▶ _YOUR ASSIGNMENT_: Each entry needs to be restated exactly as written.

◇ ◇ ◇

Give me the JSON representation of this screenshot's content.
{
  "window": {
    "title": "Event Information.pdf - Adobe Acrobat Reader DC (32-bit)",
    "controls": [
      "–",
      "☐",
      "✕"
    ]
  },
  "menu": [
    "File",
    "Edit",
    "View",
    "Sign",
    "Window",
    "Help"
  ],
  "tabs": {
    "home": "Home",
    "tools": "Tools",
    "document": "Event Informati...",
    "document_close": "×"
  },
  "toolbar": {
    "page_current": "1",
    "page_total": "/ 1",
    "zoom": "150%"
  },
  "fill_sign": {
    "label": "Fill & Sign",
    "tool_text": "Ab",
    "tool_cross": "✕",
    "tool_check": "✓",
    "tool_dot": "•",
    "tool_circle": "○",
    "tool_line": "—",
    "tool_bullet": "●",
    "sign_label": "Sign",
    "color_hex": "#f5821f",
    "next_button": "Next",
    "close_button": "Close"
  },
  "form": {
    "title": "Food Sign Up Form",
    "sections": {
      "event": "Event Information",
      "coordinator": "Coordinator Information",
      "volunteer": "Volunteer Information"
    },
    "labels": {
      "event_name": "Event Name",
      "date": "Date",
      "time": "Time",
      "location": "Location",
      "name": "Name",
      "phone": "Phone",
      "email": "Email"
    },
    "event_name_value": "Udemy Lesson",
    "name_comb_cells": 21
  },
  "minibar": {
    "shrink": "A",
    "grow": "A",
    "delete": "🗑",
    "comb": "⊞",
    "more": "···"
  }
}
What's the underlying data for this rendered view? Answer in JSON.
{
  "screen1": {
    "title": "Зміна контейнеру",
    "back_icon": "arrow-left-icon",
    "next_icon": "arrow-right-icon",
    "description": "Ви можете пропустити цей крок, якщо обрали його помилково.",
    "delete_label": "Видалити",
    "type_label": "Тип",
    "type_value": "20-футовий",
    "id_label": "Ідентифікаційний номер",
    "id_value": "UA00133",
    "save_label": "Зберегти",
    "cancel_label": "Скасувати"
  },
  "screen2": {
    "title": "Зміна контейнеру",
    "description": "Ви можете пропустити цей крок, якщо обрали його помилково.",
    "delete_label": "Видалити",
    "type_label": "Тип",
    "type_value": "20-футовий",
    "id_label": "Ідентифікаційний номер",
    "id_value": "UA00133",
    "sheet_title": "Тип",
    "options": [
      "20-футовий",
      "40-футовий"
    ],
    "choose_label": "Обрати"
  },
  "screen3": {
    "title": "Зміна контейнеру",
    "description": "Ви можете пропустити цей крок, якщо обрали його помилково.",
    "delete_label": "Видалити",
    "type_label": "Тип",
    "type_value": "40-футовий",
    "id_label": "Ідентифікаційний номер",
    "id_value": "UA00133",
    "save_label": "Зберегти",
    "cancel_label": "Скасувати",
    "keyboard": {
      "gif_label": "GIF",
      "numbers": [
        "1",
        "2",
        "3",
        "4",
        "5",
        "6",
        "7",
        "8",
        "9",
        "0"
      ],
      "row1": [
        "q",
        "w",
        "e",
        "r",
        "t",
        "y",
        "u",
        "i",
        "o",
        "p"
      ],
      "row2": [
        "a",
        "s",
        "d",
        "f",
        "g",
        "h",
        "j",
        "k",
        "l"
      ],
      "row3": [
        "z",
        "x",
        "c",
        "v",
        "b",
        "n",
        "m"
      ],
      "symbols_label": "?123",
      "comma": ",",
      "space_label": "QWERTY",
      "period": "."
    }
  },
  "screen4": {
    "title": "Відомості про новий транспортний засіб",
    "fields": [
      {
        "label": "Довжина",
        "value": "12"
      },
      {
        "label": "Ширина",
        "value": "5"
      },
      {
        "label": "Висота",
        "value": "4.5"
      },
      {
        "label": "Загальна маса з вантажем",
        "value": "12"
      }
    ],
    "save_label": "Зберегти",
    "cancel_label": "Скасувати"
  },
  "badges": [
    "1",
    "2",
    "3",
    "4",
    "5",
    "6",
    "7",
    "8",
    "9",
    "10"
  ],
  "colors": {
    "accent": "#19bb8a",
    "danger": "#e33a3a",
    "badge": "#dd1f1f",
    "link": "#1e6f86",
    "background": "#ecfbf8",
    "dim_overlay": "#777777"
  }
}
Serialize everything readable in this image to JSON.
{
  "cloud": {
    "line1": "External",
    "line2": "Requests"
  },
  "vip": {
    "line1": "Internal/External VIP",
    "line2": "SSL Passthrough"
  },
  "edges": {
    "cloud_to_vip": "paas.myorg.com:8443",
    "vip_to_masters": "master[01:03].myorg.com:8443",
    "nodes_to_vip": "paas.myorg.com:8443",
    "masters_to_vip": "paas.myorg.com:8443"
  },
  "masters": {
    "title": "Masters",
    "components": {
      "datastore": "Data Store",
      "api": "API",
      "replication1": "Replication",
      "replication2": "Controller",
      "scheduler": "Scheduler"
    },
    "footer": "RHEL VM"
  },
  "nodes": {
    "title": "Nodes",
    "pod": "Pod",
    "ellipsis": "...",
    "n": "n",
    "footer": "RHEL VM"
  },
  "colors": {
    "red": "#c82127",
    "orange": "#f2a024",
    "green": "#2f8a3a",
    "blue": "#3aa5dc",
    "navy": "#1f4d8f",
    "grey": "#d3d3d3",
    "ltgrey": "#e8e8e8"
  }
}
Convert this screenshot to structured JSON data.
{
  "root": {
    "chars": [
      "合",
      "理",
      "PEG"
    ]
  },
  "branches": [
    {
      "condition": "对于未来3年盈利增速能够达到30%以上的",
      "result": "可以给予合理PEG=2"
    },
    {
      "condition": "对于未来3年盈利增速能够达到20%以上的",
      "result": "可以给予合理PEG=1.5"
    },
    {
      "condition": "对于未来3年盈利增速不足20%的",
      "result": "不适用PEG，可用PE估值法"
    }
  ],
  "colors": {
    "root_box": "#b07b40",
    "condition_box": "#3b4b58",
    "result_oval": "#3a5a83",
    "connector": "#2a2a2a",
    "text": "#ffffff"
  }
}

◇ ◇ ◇

▶ _WRITTEN SOLUTION_:
Give me the JSON representation of this screenshot's content.
{
  "window": {
    "title": "Event Information.pdf - Adobe Acrobat Reader DC (32-bit)",
    "controls": [
      "–",
      "☐",
      "✕"
    ]
  },
  "menu": [
    "File",
    "Edit",
    "View",
    "Sign",
    "Window",
    "Help"
  ],
  "tabs": {
    "home": "Home",
    "tools": "Tools",
    "document": "Event Informati...",
    "document_close": "×"
  },
  "toolbar": {
    "page_current": "1",
    "page_total": "/ 1",
    "zoom": "150%"
  },
  "fill_sign": {
    "label": "Fill & Sign",
    "tool_text": "Ab",
    "tool_cross": "✕",
    "tool_check": "✓",
    "tool_dot": "•",
    "tool_circle": "○",
    "tool_line": "—",
    "tool_bullet": "●",
    "sign_label": "Sign",
    "color_hex": "#f5821f",
    "next_button": "Next",
    "close_button": "Close"
  },
  "form": {
    "title": "Food Sign Up Form",
    "sections": {
      "event": "Event Information",
      "coordinator": "Coordinator Information",
      "volunteer": "Volunteer Information"
    },
    "labels": {
      "event_name": "Event Name",
      "date": "Date",
      "time": "Time",
      "location": "Location",
      "name": "Name",
      "phone": "Phone",
      "email": "Email"
    },
    "event_name_value": "Udemy Lesson",
    "name_comb_cells": 21
  },
  "minibar": {
    "shrink": "A",
    "grow": "A",
    "delete": "🗑",
    "comb": "⊞",
    "more": "···"
  }
}
What's the underlying data for this rendered view? Answer in JSON.
{
  "screen1": {
    "title": "Зміна контейнеру",
    "back_icon": "arrow-left-icon",
    "next_icon": "arrow-right-icon",
    "description": "Ви можете пропустити цей крок, якщо обрали його помилково.",
    "delete_label": "Видалити",
    "type_label": "Тип",
    "type_value": "20-футовий",
    "id_label": "Ідентифікаційний номер",
    "id_value": "UA00133",
    "save_label": "Зберегти",
    "cancel_label": "Скасувати"
  },
  "screen2": {
    "title": "Зміна контейнеру",
    "description": "Ви можете пропустити цей крок, якщо обрали його помилково.",
    "delete_label": "Видалити",
    "type_label": "Тип",
    "type_value": "20-футовий",
    "id_label": "Ідентифікаційний номер",
    "id_value": "UA00133",
    "sheet_title": "Тип",
    "options": [
      "20-футовий",
      "40-футовий"
    ],
    "choose_label": "Обрати"
  },
  "screen3": {
    "title": "Зміна контейнеру",
    "description": "Ви можете пропустити цей крок, якщо обрали його помилково.",
    "delete_label": "Видалити",
    "type_label": "Тип",
    "type_value": "40-футовий",
    "id_label": "Ідентифікаційний номер",
    "id_value": "UA00133",
    "save_label": "Зберегти",
    "cancel_label": "Скасувати",
    "keyboard": {
      "gif_label": "GIF",
      "numbers": [
        "1",
        "2",
        "3",
        "4",
        "5",
        "6",
        "7",
        "8",
        "9",
        "0"
      ],
      "row1": [
        "q",
        "w",
        "e",
        "r",
        "t",
        "y",
        "u",
        "i",
        "o",
        "p"
      ],
      "row2": [
        "a",
        "s",
        "d",
        "f",
        "g",
        "h",
        "j",
        "k",
        "l"
      ],
      "row3": [
        "z",
        "x",
        "c",
        "v",
        "b",
        "n",
        "m"
      ],
      "symbols_label": "?123",
      "comma": ",",
      "space_label": "QWERTY",
      "period": "."
    }
  },
  "screen4": {
    "title": "Відомості про новий транспортний засіб",
    "fields": [
      {
        "label": "Довжина",
        "value": "12"
      },
      {
        "label": "Ширина",
        "value": "5"
      },
      {
        "label": "Висота",
        "value": "4.5"
      },
      {
        "label": "Загальна маса з вантажем",
        "value": "12"
      }
    ],
    "save_label": "Зберегти",
    "cancel_label": "Скасувати"
  },
  "badges": [
    "1",
    "2",
    "3",
    "4",
    "5",
    "6",
    "7",
    "8",
    "9",
    "10"
  ],
  "colors": {
    "accent": "#19bb8a",
    "danger": "#e33a3a",
    "badge": "#dd1f1f",
    "link": "#1e6f86",
    "background": "#ecfbf8",
    "dim_overlay": "#777777"
  }
}
Serialize everything readable in this image to JSON.
{
  "cloud": {
    "line1": "External",
    "line2": "Requests"
  },
  "vip": {
    "line1": "Internal/External VIP",
    "line2": "SSL Passthrough"
  },
  "edges": {
    "cloud_to_vip": "paas.myorg.com:8443",
    "vip_to_masters": "master[01:03].myorg.com:8443",
    "nodes_to_vip": "paas.myorg.com:8443",
    "masters_to_vip": "paas.myorg.com:8443"
  },
  "masters": {
    "title": "Masters",
    "components": {
      "datastore": "Data Store",
      "api": "API",
      "replication1": "Replication",
      "replication2": "Controller",
      "scheduler": "Scheduler"
    },
    "footer": "RHEL VM"
  },
  "nodes": {
    "title": "Nodes",
    "pod": "Pod",
    "ellipsis": "...",
    "n": "n",
    "footer": "RHEL VM"
  },
  "colors": {
    "red": "#c82127",
    "orange": "#f2a024",
    "green": "#2f8a3a",
    "blue": "#3aa5dc",
    "navy": "#1f4d8f",
    "grey": "#d3d3d3",
    "ltgrey": "#e8e8e8"
  }
}
Convert this screenshot to structured JSON data.
{
  "root": {
    "chars": [
      "合",
      "理",
      "PEG"
    ]
  },
  "branches": [
    {
      "condition": "对于未来3年盈利增速能够达到30%以上的",
      "result": "可以给予合理PEG=2"
    },
    {
      "condition": "对于未来3年盈利增速能够达到20%以上的",
      "result": "可以给予合理PEG=1.5"
    },
    {
      "condition": "对于未来3年盈利增速不足20%的",
      "result": "不适用PEG，可用PE估值法"
    }
  ],
  "colors": {
    "root_box": "#b07b40",
    "condition_box": "#3b4b58",
    "result_oval": "#3a5a83",
    "connector": "#2a2a2a",
    "text": "#ffffff"
  }
}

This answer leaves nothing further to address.